- Services connected with immovable property (i.e. real estate) – this is taxed where the immovable property is located.
- Passenger transport is taxed where the journey takes place.
- Activities relating to culture, sport, education and entertainment restaurant services are taxed where the event happens.
- Catering services are taxed where the food and drink is provided to customers.
- Short-term transport hire is taxed where the transport is used.
- Increasingly, digital services to consumers – such as software downloads or content streaming – are taxed in the country of consumption.
A thing called intra-community acquisition of goods occurs – The place of taxation is the place where the transport ends (i.e., the EU country where the goods are finally located after transport from another EU country).
At the point goods are imported – The place of taxation is where goods imported from non-EU countries are generally taxed (i.e., in the EU country where they are cleared for free circulation).
Why EU countries use VAT
There are many reasons why an EU country uses VAT.
VAT can be adjusted up and down depending on how a country’s economy is performing quickly. This means a country can raise taxes quickly or support a certain sector by reducing VAT.
Once collected, the money can be spent on public services, infrastructure, healthcare and other important growth initiatives.
But wait, what about those pesky questions like “should I charge VAT to EU customers?” or “do I pay VAT if buying from Europe?”. We hear these all the time from customers who struggle with VAT rates across different EU countries.
Standard rates, reduced dates, special rates. What’s the difference?
And then you have super reduced rates and zero rates? Let’s not forget intermediary rates.
If your business is expected to charge VAT to EU customers, or you yourself are faced with paying VAT on a purchase when buying from Europe, it’s important you feel confident applying the right VAT rate each and every time.
Have a question about the many different types of VAT rates in the EU? Our tax experts are yet to receive a question that stumps them, and they will happily help unload you from this burden.
Exempt goods and services
Sometimes companies don’t have to pay VAT. This happens when the goods or products they sell fall into an exempt category.
Some examples of exceptions include education and training, charity fundraising and insurance. Insurers instead pay a tax called (IPT).
A VAT exempt business cannot register for VAT, nor can it reclaim VAT. This is slightly different to zero-rated goods or services. In that case, VAT is charged, but at 0%. Some companies can be partly exempt too.
VAT exemptions differ country to country so it’s important to check a tax authority’s website to see whether your business needs to pay VAT. ? We love setting our clients free from their tax compliance burdens so they can focus on growing their business.
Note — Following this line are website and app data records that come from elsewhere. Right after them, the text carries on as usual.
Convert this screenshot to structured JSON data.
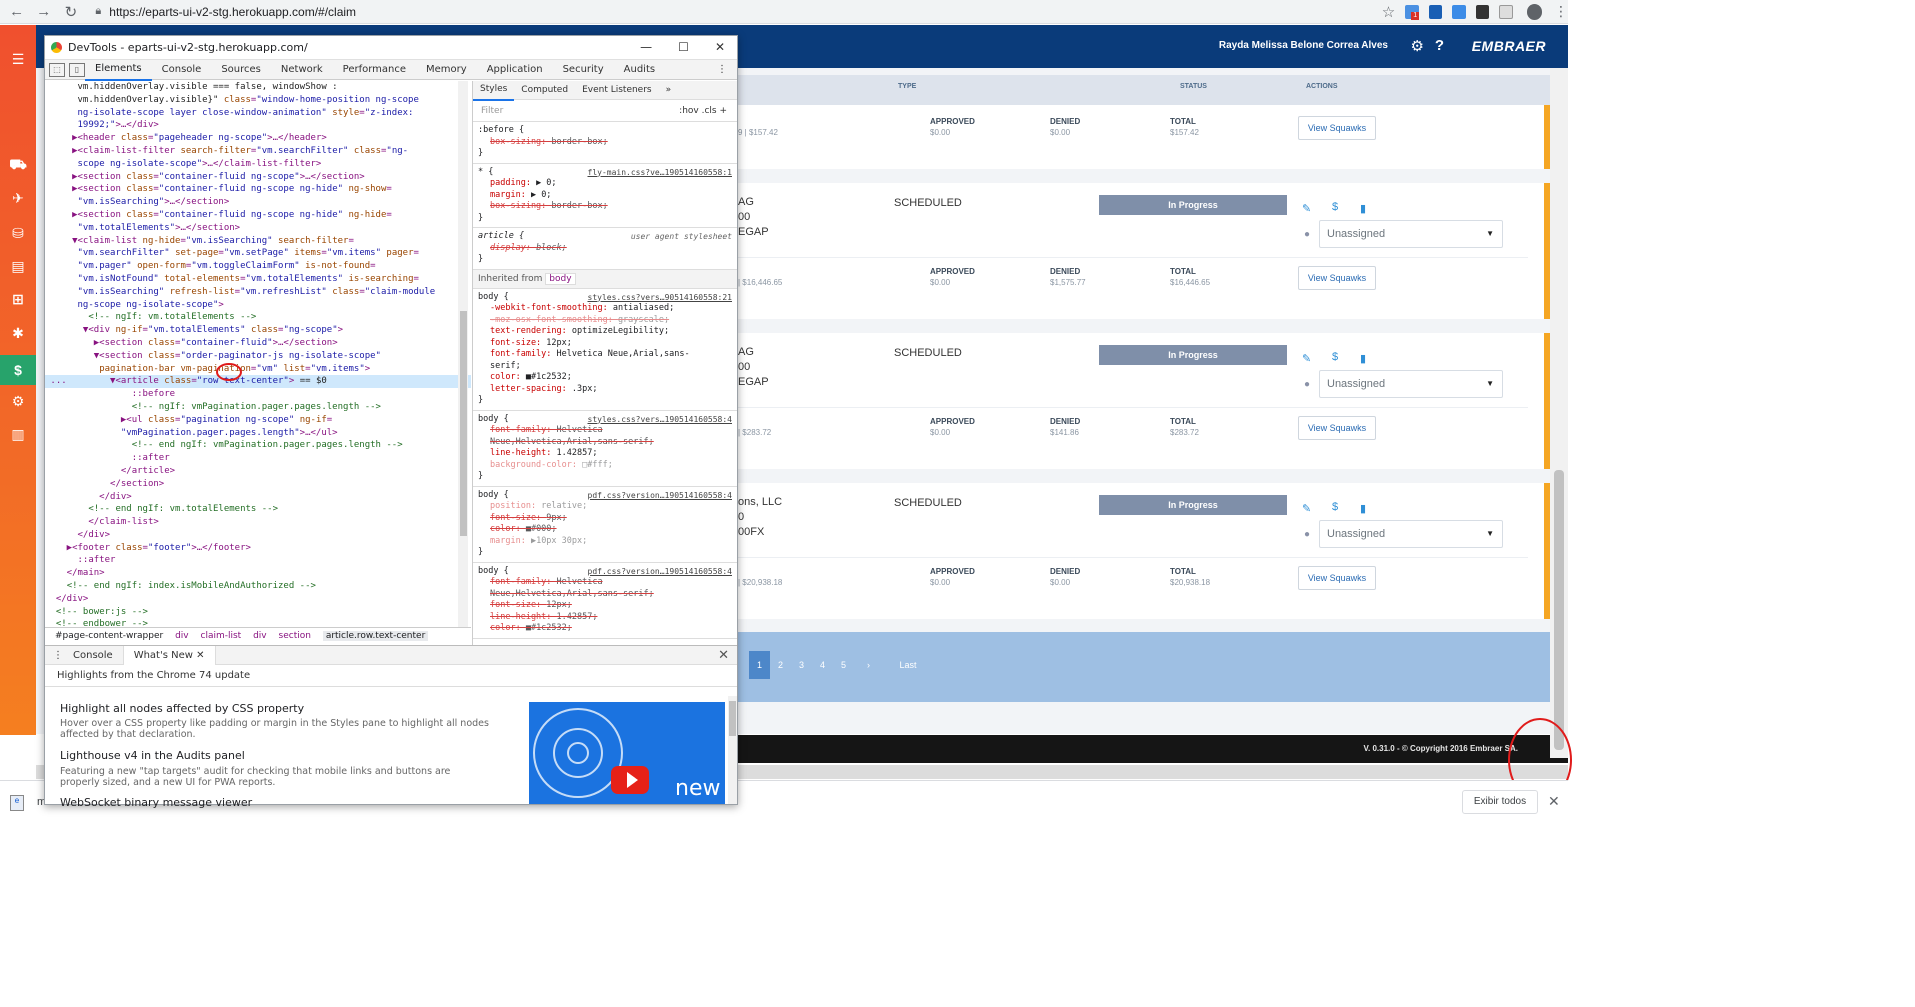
{
  "browser": {
    "url": "https://eparts-ui-v2-stg.herokuapp.com/#/claim",
    "extension_badge": "1"
  },
  "app": {
    "user_name": "Rayda Melissa Belone Correa Alves",
    "brand": "EMBRAER",
    "table_headers": {
      "type": "TYPE",
      "status": "STATUS",
      "actions": "ACTIONS"
    },
    "cards": [
      {
        "approved_label": "APPROVED",
        "approved": "$0.00",
        "denied_label": "DENIED",
        "denied": "$0.00",
        "total_label": "TOTAL",
        "total": "$157.42",
        "left_amount": "9 | $157.42",
        "button": "View Squawks"
      },
      {
        "lines": [
          "AG",
          "00",
          "EGAP"
        ],
        "type": "SCHEDULED",
        "status": "In Progress",
        "assignee": "Unassigned",
        "approved_label": "APPROVED",
        "approved": "$0.00",
        "denied_label": "DENIED",
        "denied": "$1,575.77",
        "total_label": "TOTAL",
        "total": "$16,446.65",
        "left_amount": "| $16,446.65",
        "button": "View Squawks"
      },
      {
        "lines": [
          "AG",
          "00",
          "EGAP"
        ],
        "type": "SCHEDULED",
        "status": "In Progress",
        "assignee": "Unassigned",
        "approved_label": "APPROVED",
        "approved": "$0.00",
        "denied_label": "DENIED",
        "denied": "$141.86",
        "total_label": "TOTAL",
        "total": "$283.72",
        "left_amount": "| $283.72",
        "button": "View Squawks"
      },
      {
        "lines": [
          "ons, LLC",
          "0",
          "00FX"
        ],
        "type": "SCHEDULED",
        "status": "In Progress",
        "assignee": "Unassigned",
        "approved_label": "APPROVED",
        "approved": "$0.00",
        "denied_label": "DENIED",
        "denied": "$0.00",
        "total_label": "TOTAL",
        "total": "$20,938.18",
        "left_amount": "| $20,938.18",
        "button": "View Squawks"
      }
    ],
    "pagination": {
      "pages": [
        "1",
        "2",
        "3",
        "4",
        "5"
      ],
      "next": "›",
      "last": "Last",
      "current": "1"
    },
    "footer": "V. 0.31.0 - © Copyright 2016 Embraer SA."
  },
  "devtools": {
    "title": "DevTools - eparts-ui-v2-stg.herokuapp.com/",
    "tabs": [
      "Elements",
      "Console",
      "Sources",
      "Network",
      "Performance",
      "Memory",
      "Application",
      "Security",
      "Audits"
    ],
    "active_tab": "Elements",
    "breadcrumbs": [
      "#page-content-wrapper",
      "div",
      "claim-list",
      "div",
      "section",
      "article.row.text-center"
    ],
    "styles_tabs": [
      "Styles",
      "Computed",
      "Event Listeners",
      "»"
    ],
    "filter_placeholder": "Filter",
    "filter_toggles": ":hov  .cls  +",
    "inherited_label": "Inherited from",
    "inherited_tag": "body",
    "drawer_tabs": [
      "Console",
      "What's New"
    ],
    "whats_new_heading": "Highlights from the Chrome 74 update",
    "whats_new_items": [
      {
        "title": "Highlight all nodes affected by CSS property",
        "desc": "Hover over a CSS property like padding or margin in the Styles pane to highlight all nodes affected by that declaration."
      },
      {
        "title": "Lighthouse v4 in the Audits panel",
        "desc": "Featuring a new \"tap targets\" audit for checking that mobile links and buttons are properly sized, and a new UI for PWA reports."
      },
      {
        "title": "WebSocket binary message viewer",
        "desc": ""
      }
    ],
    "video_label": "new"
  },
  "download_bar": {
    "file_name": "m",
    "show_all": "Exibir todos"
  }
}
Read our blog to VAT exempt goods and services in Europe.
Frequently asked VAT questions:
Is VAT paid by seller or buyer?
The seller collects VAT from their buyer and pays to the relevant tax authority.
Learn more about buyer and seller VAT in our blog.
Does the buyer pay VAT?
Yes. A person or company buying a service or product pays the tax when the item is chargeable.
Do sellers pay VAT?
Sellers pay VAT on any items they purchase for their own business. The VAT they collect from their own customers is paid to HRMC. In some cases, sellers also need to self-account for the VAT due from their customers.
Who pays VAT, the buyer or seller in the UK?
VAT is 20% in the UK. A buyer pays this to the seller when they purchase an item, product or service. There are also some cases where the seller pays the VAT by way of a self-accounting mechanism.
What is the difference between sales tax and VAT?
Sales tax is found in the United States and is a tax applied at state government level on the purchase of goods or services. VAT is a consumption tax and is collected by all sellers in a supply chain, not just charged to the final consumer.
Our large advisory team can help you navigate the complexities of modern VAT compliance. Don’t hesitate to get in touch today.